How did your fitness
I have always been into some sort of sport growing up: soccer, football, track and martial arts. I took karate for nearly twelve years, earning my 2nd degree black belt. Unfortunately, as soon as college started, karate classes became more difficult to commit to. Between work, college classes, and other activities, regular karate training fell by the wayside.
I had always been interested in weight training since I had participated in varsity sports in high school. In 1990, when Pensacola's first Gold's Gym was opened up here, I started to lift weights seriously in place of karate training. As it turned out, weight lifting became a passion.
The weight lifting lifestyle worked for me: I never had classes I had to attend and, more importantly, it fit into my schedule no matter the time. Needless to say, the gym became a huge part of my life. This love for weight lifting only grew even more over time. I remember getting up at 3:45 in the morning to get a pump on before work at 5:30, and then return to the gym after work for another body part or some simple cardio.
Looking back, I would certainly make a few changes to my whole regimen. Chief among these changes would be to lift "smarter." As a youngin', you tend to think you're bulletproof, but aggressive and careless exercise could do bad things to your body. Specifically, two herniated disc surgeries after improperly loaded deadlifts, torn labrums in my shoulders from huge military presses, and just general wear and tear on my joints.
To this day, I still lift religiously and hope to continue lifting into my 80s! I'm truly amazed that there is so much information available, like on Bodybuilding.com, to help people with their fitness goals and dreams. I love when I can help people work toward their own fitness goals, providing advice from my own experiences and helping to motivate them. I know what it meant to me. I spent a lot of time learning from the process, failures, and successes. We are all the same; some started their journey before others. Helping people and being positive are mandatory.
How did your passion for fitness emerge?
It was a way to stay motivated, healthy, and help others. Fitness just so happens to also have an amazing "side effect" of getting you in better shape, looking better, and feeling great. Once you commit yourself, it becomes a lifestyle. You actually look forward to it; I can't wait for the next workout. If I don't work out, I feel as if something is missing. Plenty of people share the same mindset out there and want that energy in the gym. My favorite motivational saying to my workout partners is: "Go ahead and quit. It's easy being average."

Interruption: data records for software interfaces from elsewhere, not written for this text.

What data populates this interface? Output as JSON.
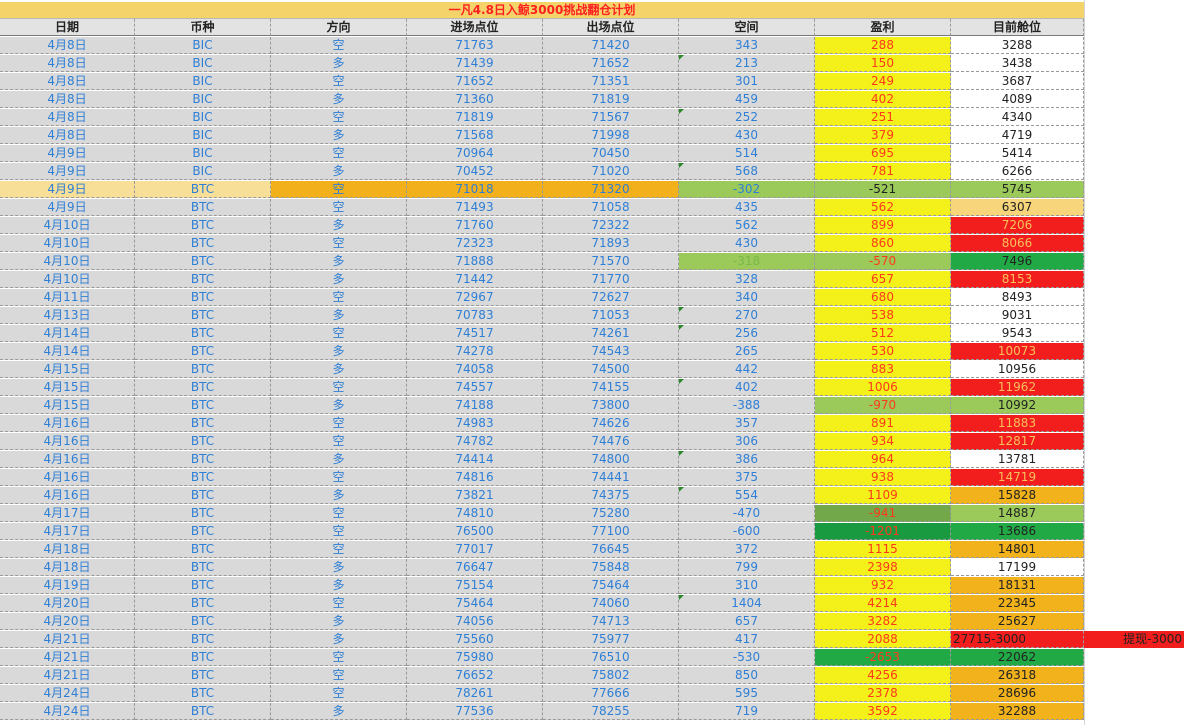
{
  "sheet": {
    "title": "一凡4.8日入鲸3000挑战翻仓计划",
    "headers": [
      "日期",
      "币种",
      "方向",
      "进场点位",
      "出场点位",
      "空间",
      "盈利",
      "目前舱位"
    ],
    "colors": {
      "white": "#ffffff",
      "red": "#f21d1d",
      "orange": "#f1b21c",
      "light_orange": "#f7d57a",
      "light_green": "#9bca5a",
      "green": "#21a945",
      "olive_green": "#72a84a",
      "dark_green": "#1a9a40",
      "profit_yellow": "#f3f01a",
      "row_highlight_light": "#f7df98",
      "row_highlight_orange": "#f2b01a",
      "space_green": "#9bca5a"
    },
    "rows": [
      {
        "date": "4月8日",
        "coin": "BIC",
        "dir": "空",
        "entry": "71763",
        "exit": "71420",
        "space": "343",
        "profit": "288",
        "pos": "3288",
        "pos_bg": "white",
        "pos_fg": "#222222"
      },
      {
        "date": "4月8日",
        "coin": "BIC",
        "dir": "多",
        "entry": "71439",
        "exit": "71652",
        "space": "213",
        "profit": "150",
        "pos": "3438",
        "pos_bg": "white",
        "pos_fg": "#222222",
        "tri": true
      },
      {
        "date": "4月8日",
        "coin": "BIC",
        "dir": "空",
        "entry": "71652",
        "exit": "71351",
        "space": "301",
        "profit": "249",
        "pos": "3687",
        "pos_bg": "white",
        "pos_fg": "#222222"
      },
      {
        "date": "4月8日",
        "coin": "BIC",
        "dir": "多",
        "entry": "71360",
        "exit": "71819",
        "space": "459",
        "profit": "402",
        "pos": "4089",
        "pos_bg": "white",
        "pos_fg": "#222222"
      },
      {
        "date": "4月8日",
        "coin": "BIC",
        "dir": "空",
        "entry": "71819",
        "exit": "71567",
        "space": "252",
        "profit": "251",
        "pos": "4340",
        "pos_bg": "white",
        "pos_fg": "#222222",
        "tri": true
      },
      {
        "date": "4月8日",
        "coin": "BIC",
        "dir": "多",
        "entry": "71568",
        "exit": "71998",
        "space": "430",
        "profit": "379",
        "pos": "4719",
        "pos_bg": "white",
        "pos_fg": "#222222"
      },
      {
        "date": "4月9日",
        "coin": "BIC",
        "dir": "空",
        "entry": "70964",
        "exit": "70450",
        "space": "514",
        "profit": "695",
        "pos": "5414",
        "pos_bg": "white",
        "pos_fg": "#222222"
      },
      {
        "date": "4月9日",
        "coin": "BIC",
        "dir": "多",
        "entry": "70452",
        "exit": "71020",
        "space": "568",
        "profit": "781",
        "pos": "6266",
        "pos_bg": "white",
        "pos_fg": "#222222",
        "tri": true
      },
      {
        "date": "4月9日",
        "coin": "BTC",
        "dir": "空",
        "entry": "71018",
        "exit": "71320",
        "space": "-302",
        "profit": "-521",
        "pos": "5745",
        "pos_bg": "light_green",
        "pos_fg": "#222222",
        "highlight": true
      },
      {
        "date": "4月9日",
        "coin": "BTC",
        "dir": "空",
        "entry": "71493",
        "exit": "71058",
        "space": "435",
        "profit": "562",
        "pos": "6307",
        "pos_bg": "light_orange",
        "pos_fg": "#222222"
      },
      {
        "date": "4月10日",
        "coin": "BTC",
        "dir": "多",
        "entry": "71760",
        "exit": "72322",
        "space": "562",
        "profit": "899",
        "pos": "7206",
        "pos_bg": "red",
        "pos_fg": "#f7c05a"
      },
      {
        "date": "4月10日",
        "coin": "BTC",
        "dir": "空",
        "entry": "72323",
        "exit": "71893",
        "space": "430",
        "profit": "860",
        "pos": "8066",
        "pos_bg": "red",
        "pos_fg": "#f7c05a"
      },
      {
        "date": "4月10日",
        "coin": "BTC",
        "dir": "多",
        "entry": "71888",
        "exit": "71570",
        "space": "-318",
        "profit": "-570",
        "pos": "7496",
        "pos_bg": "green",
        "pos_fg": "#222222",
        "space_bg": "light_green",
        "profit_bg": "light_green"
      },
      {
        "date": "4月10日",
        "coin": "BTC",
        "dir": "多",
        "entry": "71442",
        "exit": "71770",
        "space": "328",
        "profit": "657",
        "pos": "8153",
        "pos_bg": "red",
        "pos_fg": "#f7c05a"
      },
      {
        "date": "4月11日",
        "coin": "BTC",
        "dir": "空",
        "entry": "72967",
        "exit": "72627",
        "space": "340",
        "profit": "680",
        "pos": "8493",
        "pos_bg": "white",
        "pos_fg": "#222222"
      },
      {
        "date": "4月13日",
        "coin": "BTC",
        "dir": "多",
        "entry": "70783",
        "exit": "71053",
        "space": "270",
        "profit": "538",
        "pos": "9031",
        "pos_bg": "white",
        "pos_fg": "#222222",
        "tri": true
      },
      {
        "date": "4月14日",
        "coin": "BTC",
        "dir": "空",
        "entry": "74517",
        "exit": "74261",
        "space": "256",
        "profit": "512",
        "pos": "9543",
        "pos_bg": "white",
        "pos_fg": "#222222",
        "tri": true
      },
      {
        "date": "4月14日",
        "coin": "BTC",
        "dir": "多",
        "entry": "74278",
        "exit": "74543",
        "space": "265",
        "profit": "530",
        "pos": "10073",
        "pos_bg": "red",
        "pos_fg": "#f7c05a"
      },
      {
        "date": "4月15日",
        "coin": "BTC",
        "dir": "多",
        "entry": "74058",
        "exit": "74500",
        "space": "442",
        "profit": "883",
        "pos": "10956",
        "pos_bg": "white",
        "pos_fg": "#222222"
      },
      {
        "date": "4月15日",
        "coin": "BTC",
        "dir": "空",
        "entry": "74557",
        "exit": "74155",
        "space": "402",
        "profit": "1006",
        "pos": "11962",
        "pos_bg": "red",
        "pos_fg": "#f7c05a",
        "tri": true
      },
      {
        "date": "4月15日",
        "coin": "BTC",
        "dir": "多",
        "entry": "74188",
        "exit": "73800",
        "space": "-388",
        "profit": "-970",
        "pos": "10992",
        "pos_bg": "light_green",
        "pos_fg": "#222222",
        "profit_bg": "light_green"
      },
      {
        "date": "4月16日",
        "coin": "BTC",
        "dir": "空",
        "entry": "74983",
        "exit": "74626",
        "space": "357",
        "profit": "891",
        "pos": "11883",
        "pos_bg": "red",
        "pos_fg": "#f7c05a"
      },
      {
        "date": "4月16日",
        "coin": "BTC",
        "dir": "空",
        "entry": "74782",
        "exit": "74476",
        "space": "306",
        "profit": "934",
        "pos": "12817",
        "pos_bg": "red",
        "pos_fg": "#f7c05a"
      },
      {
        "date": "4月16日",
        "coin": "BTC",
        "dir": "多",
        "entry": "74414",
        "exit": "74800",
        "space": "386",
        "profit": "964",
        "pos": "13781",
        "pos_bg": "white",
        "pos_fg": "#222222",
        "tri": true
      },
      {
        "date": "4月16日",
        "coin": "BTC",
        "dir": "空",
        "entry": "74816",
        "exit": "74441",
        "space": "375",
        "profit": "938",
        "pos": "14719",
        "pos_bg": "red",
        "pos_fg": "#f7c05a"
      },
      {
        "date": "4月16日",
        "coin": "BTC",
        "dir": "多",
        "entry": "73821",
        "exit": "74375",
        "space": "554",
        "profit": "1109",
        "pos": "15828",
        "pos_bg": "orange",
        "pos_fg": "#222222",
        "tri": true
      },
      {
        "date": "4月17日",
        "coin": "BTC",
        "dir": "空",
        "entry": "74810",
        "exit": "75280",
        "space": "-470",
        "profit": "-941",
        "pos": "14887",
        "pos_bg": "light_green",
        "pos_fg": "#222222",
        "profit_bg": "olive_green"
      },
      {
        "date": "4月17日",
        "coin": "BTC",
        "dir": "空",
        "entry": "76500",
        "exit": "77100",
        "space": "-600",
        "profit": "-1201",
        "pos": "13686",
        "pos_bg": "green",
        "pos_fg": "#222222",
        "profit_bg": "dark_green"
      },
      {
        "date": "4月18日",
        "coin": "BTC",
        "dir": "空",
        "entry": "77017",
        "exit": "76645",
        "space": "372",
        "profit": "1115",
        "pos": "14801",
        "pos_bg": "orange",
        "pos_fg": "#222222"
      },
      {
        "date": "4月18日",
        "coin": "BTC",
        "dir": "多",
        "entry": "76647",
        "exit": "75848",
        "space": "799",
        "profit": "2398",
        "pos": "17199",
        "pos_bg": "white",
        "pos_fg": "#222222"
      },
      {
        "date": "4月19日",
        "coin": "BTC",
        "dir": "多",
        "entry": "75154",
        "exit": "75464",
        "space": "310",
        "profit": "932",
        "pos": "18131",
        "pos_bg": "orange",
        "pos_fg": "#222222"
      },
      {
        "date": "4月20日",
        "coin": "BTC",
        "dir": "空",
        "entry": "75464",
        "exit": "74060",
        "space": "1404",
        "profit": "4214",
        "pos": "22345",
        "pos_bg": "orange",
        "pos_fg": "#222222",
        "tri": true
      },
      {
        "date": "4月20日",
        "coin": "BTC",
        "dir": "多",
        "entry": "74056",
        "exit": "74713",
        "space": "657",
        "profit": "3282",
        "pos": "25627",
        "pos_bg": "orange",
        "pos_fg": "#222222"
      },
      {
        "date": "4月21日",
        "coin": "BTC",
        "dir": "多",
        "entry": "75560",
        "exit": "75977",
        "space": "417",
        "profit": "2088",
        "pos": "27715-3000",
        "pos_bg": "red",
        "pos_fg": "#222222",
        "pos_left": true,
        "extra": "提现-3000"
      },
      {
        "date": "4月21日",
        "coin": "BTC",
        "dir": "空",
        "entry": "75980",
        "exit": "76510",
        "space": "-530",
        "profit": "-2653",
        "pos": "22062",
        "pos_bg": "green",
        "pos_fg": "#222222",
        "profit_bg": "green"
      },
      {
        "date": "4月21日",
        "coin": "BTC",
        "dir": "空",
        "entry": "76652",
        "exit": "75802",
        "space": "850",
        "profit": "4256",
        "pos": "26318",
        "pos_bg": "orange",
        "pos_fg": "#222222"
      },
      {
        "date": "4月24日",
        "coin": "BTC",
        "dir": "空",
        "entry": "78261",
        "exit": "77666",
        "space": "595",
        "profit": "2378",
        "pos": "28696",
        "pos_bg": "orange",
        "pos_fg": "#222222"
      },
      {
        "date": "4月24日",
        "coin": "BTC",
        "dir": "多",
        "entry": "77536",
        "exit": "78255",
        "space": "719",
        "profit": "3592",
        "pos": "32288",
        "pos_bg": "orange",
        "pos_fg": "#222222"
      }
    ]
  }
}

What or who motivated you?
I am a very self-motivated person, but I also have a competitive spirit and want to work out with friends who are bigger than me. Always keep the bar high because "it's easy being average." Someone with whom I really enjoy working out is my wife. Not only is she my best friend, she's a great motivator, but that doesn't mean she lets me slack at all! She's actually kind of scary...
Where did you go for inspiration?
I have been doing this for so long that working out is just part of me, part of something I do. Fitness is totally my life. The efforts you put forth to achieve your ideal physique and health should be all the inspirational fuel you need. Funded Olympic athletes from Yugoslavia have a saying, "Your body is its function." I interpret it as their working out so much - oftentimes multiple times a day -- that when they compete they don't even need to warm up because their body is used to it. When I apply this principle to myself, I can motivate myself to keep working out because working out and bettering myself are things I'm used to. I firmly believe that there is always room for improvement.
What are your future fitness plans?
I am currently thinking about competing in my first "Over 40" show this year. Other than that, I train to maintain my health and fitness to continue being fit and exercising well into my senior years. I would also love to help others out with their own workout and supplement programs.
What is the most important fitness tip?
My favorite is to stay consistent and have respect for others. There is much hard work that goes into your fitness program. Keep at it and keep plugging along. If it were easy, everyone would be in shape. Those few that stick with it deserve their reward. Bodybuilding is not an easy sport. Being a bodybuilder myself, I understand what is needed to achieve that ideal look. Your appearance is a statement of who you are and the dedication you've put forth. This discipline requires a good attitude, respect for others, and modesty.
Who is your favorite bodybuilder/fitness athlete?
I have had the opportunity to meet a few top bodybuilders, but the one that stands out to me is Vince Taylor. I liked that he seemed very open and actually took the time to talk with people.
How did Bodybuilding.com help you reach your goals?
There are a myriad of websites out there on fitness, nutrition supplementation, and so on, but Bodybuilding.com is the best I've seen. From articles on training to blogs to the supplement store, you can get lost among 10,000 pages of fitness information! If you want motivation by seeing the success of others, of people like you, BodySpace and the robust photo gallery are two great motivators.
Todd's Top 5 Gym Tracks
- "Paradise" by Within Temptation
- "Freak like Me" by Halestorm
- "Trooper" by Iron Maiden
- "Thorns" by Demon Hunter
- "This is Gonna Hurt" by SIXX AM
I have competed in three shows so far. My first was the Capitol City Classic in Tallahassee, Florida. I came in second place. The next was in Panama City, which I won in light heavy and novice categories. In The Heart of Dixie, I took third place. I'm quite proud of my accomplishments!